This guide was last updated in October 2014
The rulings have the potential to increase holiday pay costs for businesses and to make it possible for back-dated claims for holiday pay to be made, potentially stretching as far back as 1998.
Most organisations calculate holiday pay based on an employee's basic salary. But the rulings have said that other payments must be taken into account.
What payments must be included?
So far the European Court of Justice (CJEU) has ruled on two kinds of payments and UK tribunal rulings are also imminent that could introduce major new costs for businesses.
In 2012 the Supreme Court ruled (29-page / 132KB PDF) that a group of British Airways pilots should have two supplements contained in their terms of employment included in calculations of holiday pay, having referred the case to the CJEU. The supplements were a ‘flying pay supplement’ of £10 per flying hour, and part of a ‘time away from base’ allowance that covered meals and other costs.
In 2014 the CJEU ruled that an employee whose "normal remuneration" consists of regular commission as well as a basic salary must have that commission taken into account for the purposes of calculating holiday pay in a case referred by the UK employment tribunal.
The Court said that holiday pay, in principle, must be "determined in such a way as to correspond to the normal remuneration received by the worker".
The real threat: overtime payments
The biggest costs for employers will be related to overtime payments. The Employment Appeals Tribunal (EAT) is shortly expected to rule on three cases that could force employers to include voluntary overtime payments in holiday pay calculations.
Large numbers of employers rely on voluntary overtime and most calculate holiday pay based on basic salaries. An EAT ruling that overtime should be included will not only increase ongoing costs but will introduce the possibility of significant historic claims that could cost a business millions of pounds.

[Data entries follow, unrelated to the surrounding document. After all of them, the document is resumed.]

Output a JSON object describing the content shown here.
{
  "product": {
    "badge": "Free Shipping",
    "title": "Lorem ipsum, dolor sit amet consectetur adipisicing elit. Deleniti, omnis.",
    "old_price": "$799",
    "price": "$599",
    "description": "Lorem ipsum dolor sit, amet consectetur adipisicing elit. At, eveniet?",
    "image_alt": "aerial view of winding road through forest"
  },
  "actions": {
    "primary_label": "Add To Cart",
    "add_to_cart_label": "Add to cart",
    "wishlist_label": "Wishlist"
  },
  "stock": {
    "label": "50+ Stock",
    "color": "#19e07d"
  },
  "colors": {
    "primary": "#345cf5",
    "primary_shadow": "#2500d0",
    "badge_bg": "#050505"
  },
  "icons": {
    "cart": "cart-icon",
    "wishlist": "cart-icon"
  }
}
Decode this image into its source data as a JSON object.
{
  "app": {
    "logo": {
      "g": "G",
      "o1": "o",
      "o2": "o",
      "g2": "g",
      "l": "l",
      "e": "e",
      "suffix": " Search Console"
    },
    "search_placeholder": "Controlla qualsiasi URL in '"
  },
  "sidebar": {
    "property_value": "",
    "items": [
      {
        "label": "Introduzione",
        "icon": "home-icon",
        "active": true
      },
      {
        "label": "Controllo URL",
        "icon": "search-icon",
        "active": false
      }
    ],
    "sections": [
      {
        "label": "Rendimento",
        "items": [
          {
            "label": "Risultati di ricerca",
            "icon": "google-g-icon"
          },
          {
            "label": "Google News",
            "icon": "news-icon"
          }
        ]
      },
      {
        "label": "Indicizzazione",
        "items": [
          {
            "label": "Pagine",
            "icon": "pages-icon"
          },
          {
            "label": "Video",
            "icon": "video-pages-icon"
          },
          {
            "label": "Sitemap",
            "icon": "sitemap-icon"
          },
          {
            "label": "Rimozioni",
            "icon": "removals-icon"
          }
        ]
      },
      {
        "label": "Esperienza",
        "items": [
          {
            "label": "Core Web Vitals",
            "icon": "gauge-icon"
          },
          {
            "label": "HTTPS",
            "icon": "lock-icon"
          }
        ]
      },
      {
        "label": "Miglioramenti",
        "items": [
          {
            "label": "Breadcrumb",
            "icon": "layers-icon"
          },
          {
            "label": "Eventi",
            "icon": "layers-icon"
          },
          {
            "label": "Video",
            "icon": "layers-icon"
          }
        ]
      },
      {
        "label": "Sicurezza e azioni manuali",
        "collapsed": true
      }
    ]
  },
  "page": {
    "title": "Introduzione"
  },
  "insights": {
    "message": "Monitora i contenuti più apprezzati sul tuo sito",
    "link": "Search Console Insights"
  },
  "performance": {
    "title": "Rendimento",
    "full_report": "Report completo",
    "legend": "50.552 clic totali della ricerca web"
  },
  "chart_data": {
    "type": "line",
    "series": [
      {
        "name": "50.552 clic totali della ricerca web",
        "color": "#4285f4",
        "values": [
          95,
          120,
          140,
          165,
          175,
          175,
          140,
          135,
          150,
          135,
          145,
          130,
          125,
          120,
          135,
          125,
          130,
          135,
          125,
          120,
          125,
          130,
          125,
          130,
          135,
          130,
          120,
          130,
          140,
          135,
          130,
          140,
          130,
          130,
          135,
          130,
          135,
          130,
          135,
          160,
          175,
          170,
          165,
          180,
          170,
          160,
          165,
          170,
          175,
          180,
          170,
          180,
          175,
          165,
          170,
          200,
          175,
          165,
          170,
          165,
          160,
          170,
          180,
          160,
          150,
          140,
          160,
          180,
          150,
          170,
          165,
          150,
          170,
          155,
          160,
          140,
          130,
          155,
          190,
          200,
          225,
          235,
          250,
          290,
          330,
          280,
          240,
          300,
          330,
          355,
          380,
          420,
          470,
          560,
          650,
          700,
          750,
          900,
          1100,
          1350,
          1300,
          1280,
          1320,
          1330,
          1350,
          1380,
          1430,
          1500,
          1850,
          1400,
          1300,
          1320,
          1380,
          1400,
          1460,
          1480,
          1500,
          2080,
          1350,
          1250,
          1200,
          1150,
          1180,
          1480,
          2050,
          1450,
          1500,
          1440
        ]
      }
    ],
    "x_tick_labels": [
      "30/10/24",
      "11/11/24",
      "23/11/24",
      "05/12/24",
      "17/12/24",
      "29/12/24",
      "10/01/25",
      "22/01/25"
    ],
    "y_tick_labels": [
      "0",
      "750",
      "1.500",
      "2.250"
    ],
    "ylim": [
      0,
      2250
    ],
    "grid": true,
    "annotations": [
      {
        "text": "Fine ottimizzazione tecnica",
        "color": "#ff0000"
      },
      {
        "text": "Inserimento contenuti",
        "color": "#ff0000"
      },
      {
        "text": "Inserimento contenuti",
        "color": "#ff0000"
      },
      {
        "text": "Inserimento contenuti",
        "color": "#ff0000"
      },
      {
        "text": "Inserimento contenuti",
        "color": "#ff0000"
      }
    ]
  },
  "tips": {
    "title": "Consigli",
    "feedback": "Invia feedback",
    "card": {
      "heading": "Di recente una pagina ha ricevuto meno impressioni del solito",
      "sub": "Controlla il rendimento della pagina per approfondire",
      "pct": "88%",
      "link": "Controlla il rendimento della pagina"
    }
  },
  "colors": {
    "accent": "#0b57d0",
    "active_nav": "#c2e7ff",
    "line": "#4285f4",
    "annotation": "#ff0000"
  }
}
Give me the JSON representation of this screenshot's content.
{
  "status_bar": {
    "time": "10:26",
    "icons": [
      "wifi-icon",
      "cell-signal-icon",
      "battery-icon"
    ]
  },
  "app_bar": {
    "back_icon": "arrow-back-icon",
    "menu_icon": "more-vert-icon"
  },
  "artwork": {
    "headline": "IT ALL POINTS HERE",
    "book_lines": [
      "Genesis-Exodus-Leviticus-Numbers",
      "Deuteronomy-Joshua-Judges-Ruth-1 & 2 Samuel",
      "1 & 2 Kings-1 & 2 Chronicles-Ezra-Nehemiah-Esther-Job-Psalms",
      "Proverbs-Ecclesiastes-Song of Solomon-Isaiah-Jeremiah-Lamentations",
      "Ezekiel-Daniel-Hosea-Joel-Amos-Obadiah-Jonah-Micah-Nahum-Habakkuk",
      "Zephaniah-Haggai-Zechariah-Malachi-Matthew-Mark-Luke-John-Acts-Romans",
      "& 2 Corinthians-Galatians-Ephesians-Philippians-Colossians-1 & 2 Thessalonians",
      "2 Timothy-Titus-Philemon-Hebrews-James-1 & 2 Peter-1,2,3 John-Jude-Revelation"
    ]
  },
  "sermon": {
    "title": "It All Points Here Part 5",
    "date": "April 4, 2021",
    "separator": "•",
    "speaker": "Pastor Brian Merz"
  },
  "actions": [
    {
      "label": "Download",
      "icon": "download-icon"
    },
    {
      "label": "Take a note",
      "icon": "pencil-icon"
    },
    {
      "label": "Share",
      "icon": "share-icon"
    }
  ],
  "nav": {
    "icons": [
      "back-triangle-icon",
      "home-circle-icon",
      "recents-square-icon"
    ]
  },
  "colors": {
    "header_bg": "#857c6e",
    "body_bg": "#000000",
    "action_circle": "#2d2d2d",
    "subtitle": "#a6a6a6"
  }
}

The claims, involving Hertel UK, Bear Scotland Ltd and Amec, also include claims that holiday pay calculations should take account of acting up supplements, allowances and standby and emergency call-out payments. Future claims could argue that bonus payments should be included too.
The claims are based on an employee's rights under the EU's Working Time Directive and the 20 days of holiday that it mandates. The UK's Working Time Regulations add an extra eight days to that total. Claims will only relate to the 20 days mandated in the Directive.
If all these costs are to be included in holiday pay calculations businesses will face significant challenges in retrieving and then processing the data and any claims. The process itself is likely to be expensive, over and above the value of the claims.
Companies should be thinking now about how to deal with this issue in the future, such as reviewing how overtime is worked and preparing for negotiations with trade unions.